## PROBLEM DESCRIPTION
Pictures aside, repeat every record below exactly.

## AVAILABLE RECORDS

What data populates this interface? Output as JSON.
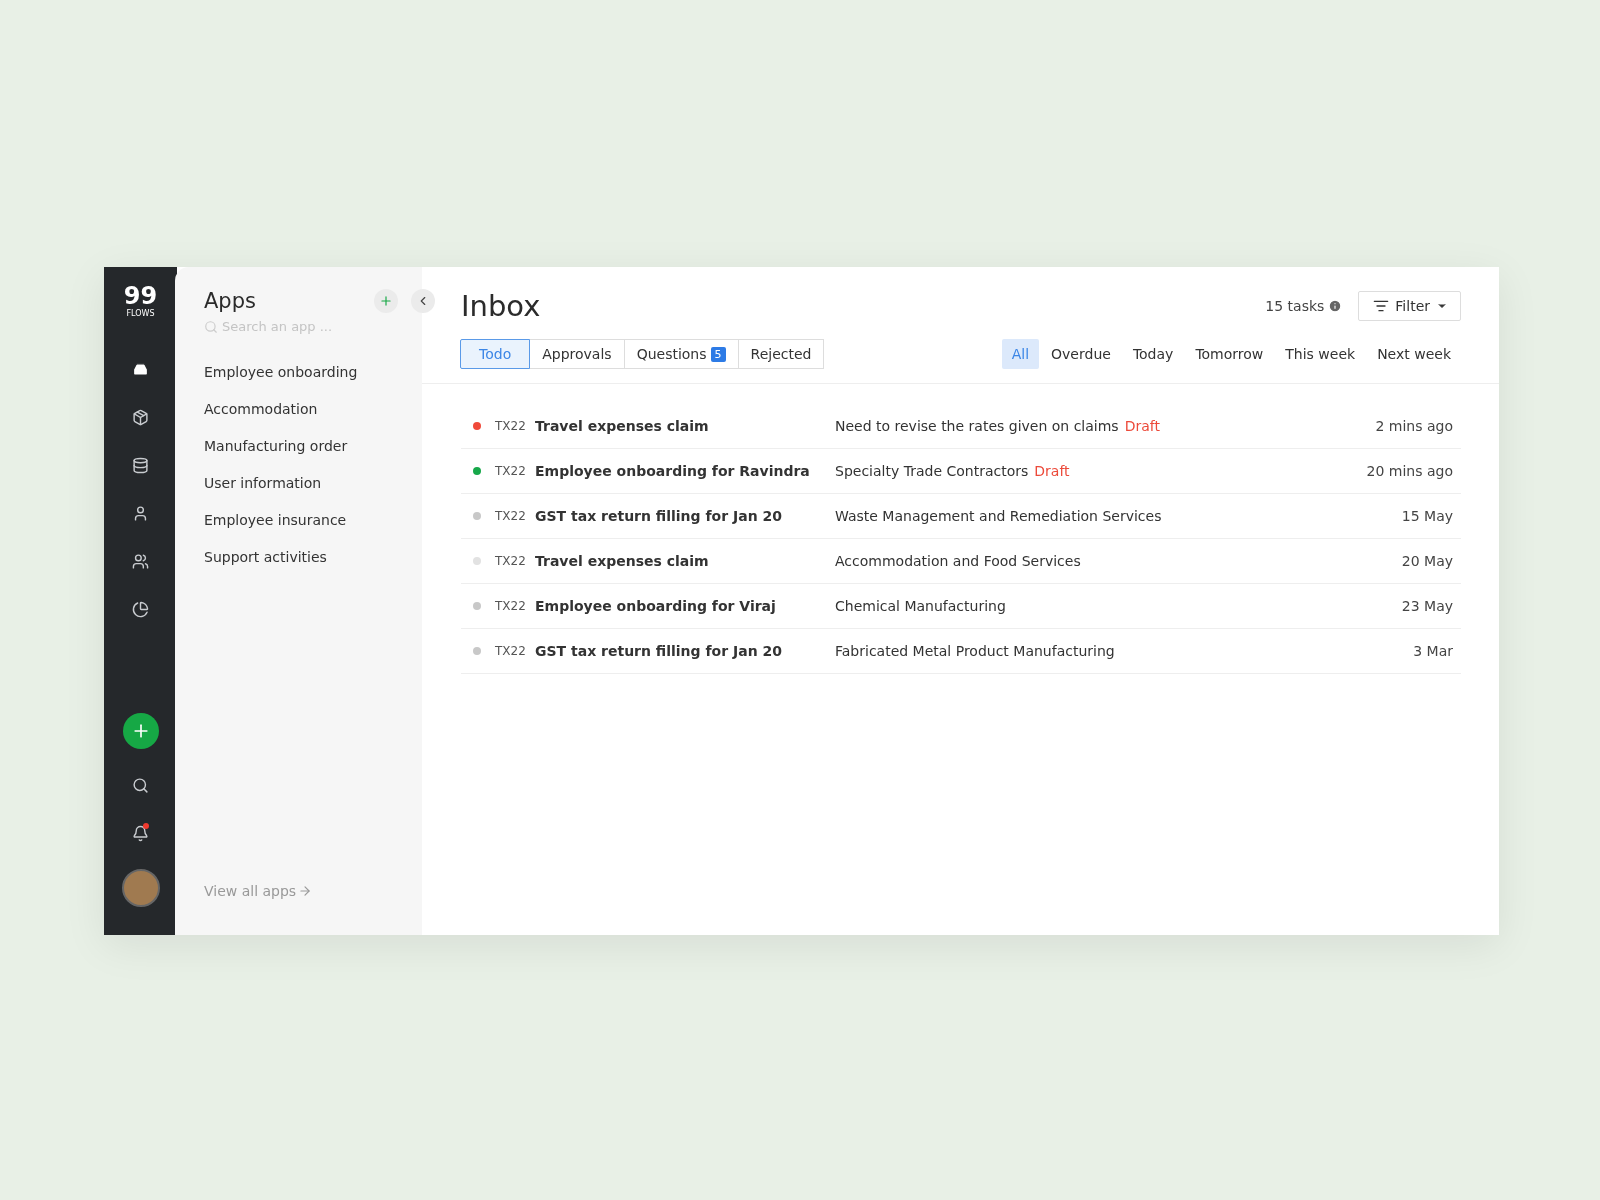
{
  "logo": {
    "number": "99",
    "word": "FLOWS"
  },
  "rail": {
    "items": [
      {
        "selected": true
      },
      {
        "selected": false
      },
      {
        "selected": false
      },
      {
        "selected": false
      },
      {
        "selected": false
      },
      {
        "selected": false
      }
    ],
    "notification": true
  },
  "apps": {
    "title": "Apps",
    "search": {
      "placeholder": "Search an app ..."
    },
    "items": [
      "Employee onboarding",
      "Accommodation",
      "Manufacturing order",
      "User information",
      "Employee insurance",
      "Support activities"
    ],
    "footer_link": "View all apps"
  },
  "inbox": {
    "title": "Inbox",
    "task_count": "15 tasks",
    "filter": "Filter",
    "tabs": [
      {
        "label": "Todo",
        "selected": true
      },
      {
        "label": "Approvals",
        "selected": false
      },
      {
        "label": "Questions",
        "badge": "5",
        "selected": false
      },
      {
        "label": "Rejected",
        "selected": false
      }
    ],
    "periods": [
      {
        "label": "All",
        "selected": true
      },
      {
        "label": "Overdue",
        "selected": false
      },
      {
        "label": "Today",
        "selected": false
      },
      {
        "label": "Tomorrow",
        "selected": false
      },
      {
        "label": "This week",
        "selected": false
      },
      {
        "label": "Next week",
        "selected": false
      }
    ],
    "rows": [
      {
        "color": "#f04a3a",
        "code": "TX22",
        "title": "Travel expenses claim",
        "description": "Need to revise the rates given on claims",
        "tag": "Draft",
        "time": "2 mins ago"
      },
      {
        "color": "#17a84a",
        "code": "TX22",
        "title": "Employee onboarding for Ravindra",
        "description": "Specialty Trade Contractors",
        "tag": "Draft",
        "time": "20 mins ago"
      },
      {
        "color": "#c8c8c8",
        "code": "TX22",
        "title": "GST tax return filling for Jan 20",
        "description": "Waste Management and Remediation Services",
        "time": "15 May"
      },
      {
        "color": "#e2e2e2",
        "code": "TX22",
        "title": "Travel expenses claim",
        "description": "Accommodation and Food Services",
        "time": "20 May"
      },
      {
        "color": "#c8c8c8",
        "code": "TX22",
        "title": "Employee onboarding for Viraj",
        "description": "Chemical Manufacturing",
        "time": "23 May"
      },
      {
        "color": "#c8c8c8",
        "code": "TX22",
        "title": "GST tax return filling for Jan 20",
        "description": "Fabricated Metal Product Manufacturing",
        "time": "3 Mar"
      }
    ]
  }
}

## PROBLEM SOLUTION
What data populates this interface? Output as JSON.
{
  "logo": {
    "number": "99",
    "word": "FLOWS"
  },
  "rail": {
    "items": [
      {
        "selected": true
      },
      {
        "selected": false
      },
      {
        "selected": false
      },
      {
        "selected": false
      },
      {
        "selected": false
      },
      {
        "selected": false
      }
    ],
    "notification": true
  },
  "apps": {
    "title": "Apps",
    "search": {
      "placeholder": "Search an app ..."
    },
    "items": [
      "Employee onboarding",
      "Accommodation",
      "Manufacturing order",
      "User information",
      "Employee insurance",
      "Support activities"
    ],
    "footer_link": "View all apps"
  },
  "inbox": {
    "title": "Inbox",
    "task_count": "15 tasks",
    "filter": "Filter",
    "tabs": [
      {
        "label": "Todo",
        "selected": true
      },
      {
        "label": "Approvals",
        "selected": false
      },
      {
        "label": "Questions",
        "badge": "5",
        "selected": false
      },
      {
        "label": "Rejected",
        "selected": false
      }
    ],
    "periods": [
      {
        "label": "All",
        "selected": true
      },
      {
        "label": "Overdue",
        "selected": false
      },
      {
        "label": "Today",
        "selected": false
      },
      {
        "label": "Tomorrow",
        "selected": false
      },
      {
        "label": "This week",
        "selected": false
      },
      {
        "label": "Next week",
        "selected": false
      }
    ],
    "rows": [
      {
        "color": "#f04a3a",
        "code": "TX22",
        "title": "Travel expenses claim",
        "description": "Need to revise the rates given on claims",
        "tag": "Draft",
        "time": "2 mins ago"
      },
      {
        "color": "#17a84a",
        "code": "TX22",
        "title": "Employee onboarding for Ravindra",
        "description": "Specialty Trade Contractors",
        "tag": "Draft",
        "time": "20 mins ago"
      },
      {
        "color": "#c8c8c8",
        "code": "TX22",
        "title": "GST tax return filling for Jan 20",
        "description": "Waste Management and Remediation Services",
        "time": "15 May"
      },
      {
        "color": "#e2e2e2",
        "code": "TX22",
        "title": "Travel expenses claim",
        "description": "Accommodation and Food Services",
        "time": "20 May"
      },
      {
        "color": "#c8c8c8",
        "code": "TX22",
        "title": "Employee onboarding for Viraj",
        "description": "Chemical Manufacturing",
        "time": "23 May"
      },
      {
        "color": "#c8c8c8",
        "code": "TX22",
        "title": "GST tax return filling for Jan 20",
        "description": "Fabricated Metal Product Manufacturing",
        "time": "3 Mar"
      }
    ]
  }
}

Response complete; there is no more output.